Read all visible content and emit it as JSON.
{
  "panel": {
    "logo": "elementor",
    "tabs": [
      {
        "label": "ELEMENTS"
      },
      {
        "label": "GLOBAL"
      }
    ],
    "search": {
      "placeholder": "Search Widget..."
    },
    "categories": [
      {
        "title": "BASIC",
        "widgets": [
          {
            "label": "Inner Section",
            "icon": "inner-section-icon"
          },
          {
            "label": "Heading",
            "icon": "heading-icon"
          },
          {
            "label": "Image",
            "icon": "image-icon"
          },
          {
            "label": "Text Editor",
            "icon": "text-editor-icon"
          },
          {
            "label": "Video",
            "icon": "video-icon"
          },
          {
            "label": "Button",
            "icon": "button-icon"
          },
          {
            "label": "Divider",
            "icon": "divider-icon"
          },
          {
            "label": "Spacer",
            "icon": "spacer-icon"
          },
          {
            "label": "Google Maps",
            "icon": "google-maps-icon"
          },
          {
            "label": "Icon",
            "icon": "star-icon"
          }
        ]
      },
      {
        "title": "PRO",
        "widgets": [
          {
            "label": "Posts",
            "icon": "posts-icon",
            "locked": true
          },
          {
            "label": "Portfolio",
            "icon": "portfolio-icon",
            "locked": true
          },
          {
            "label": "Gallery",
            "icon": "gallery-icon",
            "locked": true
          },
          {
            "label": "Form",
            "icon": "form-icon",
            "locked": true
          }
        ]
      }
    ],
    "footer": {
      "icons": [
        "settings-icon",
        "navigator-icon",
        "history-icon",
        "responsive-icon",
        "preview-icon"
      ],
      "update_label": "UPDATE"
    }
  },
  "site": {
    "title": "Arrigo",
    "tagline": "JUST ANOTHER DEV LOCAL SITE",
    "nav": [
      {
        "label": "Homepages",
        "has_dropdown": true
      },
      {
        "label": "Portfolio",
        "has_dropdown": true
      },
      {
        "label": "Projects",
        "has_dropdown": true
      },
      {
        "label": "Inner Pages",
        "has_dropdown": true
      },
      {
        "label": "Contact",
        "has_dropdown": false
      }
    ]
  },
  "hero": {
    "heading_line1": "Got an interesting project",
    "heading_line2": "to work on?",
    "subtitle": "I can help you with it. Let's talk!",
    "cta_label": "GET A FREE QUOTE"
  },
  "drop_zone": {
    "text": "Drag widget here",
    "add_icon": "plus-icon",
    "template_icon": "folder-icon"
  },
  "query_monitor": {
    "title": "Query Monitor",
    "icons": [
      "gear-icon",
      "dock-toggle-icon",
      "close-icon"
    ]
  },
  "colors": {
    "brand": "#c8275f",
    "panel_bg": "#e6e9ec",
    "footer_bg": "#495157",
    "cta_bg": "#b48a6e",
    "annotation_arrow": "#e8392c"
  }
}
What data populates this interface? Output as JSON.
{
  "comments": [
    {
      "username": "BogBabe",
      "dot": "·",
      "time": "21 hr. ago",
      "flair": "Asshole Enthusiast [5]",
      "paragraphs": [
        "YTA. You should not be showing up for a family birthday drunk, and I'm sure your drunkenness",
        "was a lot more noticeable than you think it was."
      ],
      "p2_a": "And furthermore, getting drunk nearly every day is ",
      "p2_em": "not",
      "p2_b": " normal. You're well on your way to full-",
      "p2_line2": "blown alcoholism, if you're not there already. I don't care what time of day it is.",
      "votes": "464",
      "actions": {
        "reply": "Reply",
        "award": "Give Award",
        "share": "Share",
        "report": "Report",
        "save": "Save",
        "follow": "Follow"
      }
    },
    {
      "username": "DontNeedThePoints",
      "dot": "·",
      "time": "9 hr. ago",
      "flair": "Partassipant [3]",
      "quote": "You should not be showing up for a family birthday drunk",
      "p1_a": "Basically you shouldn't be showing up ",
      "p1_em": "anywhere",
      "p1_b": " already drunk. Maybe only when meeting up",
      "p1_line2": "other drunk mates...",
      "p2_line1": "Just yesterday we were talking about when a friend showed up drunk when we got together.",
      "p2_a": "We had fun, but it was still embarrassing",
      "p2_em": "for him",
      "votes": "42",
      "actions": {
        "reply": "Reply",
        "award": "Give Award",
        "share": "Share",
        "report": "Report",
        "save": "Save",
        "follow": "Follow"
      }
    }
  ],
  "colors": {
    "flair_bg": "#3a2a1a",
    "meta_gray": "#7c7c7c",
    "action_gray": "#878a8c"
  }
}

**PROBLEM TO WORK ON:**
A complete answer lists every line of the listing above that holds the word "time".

**WRITTEN SOLUTION:**
      "time": "21 hr. ago",
      "p2_line2": "blown alcoholism, if you're not there already. I don't care what time of day it is.",
      "time": "9 hr. ago",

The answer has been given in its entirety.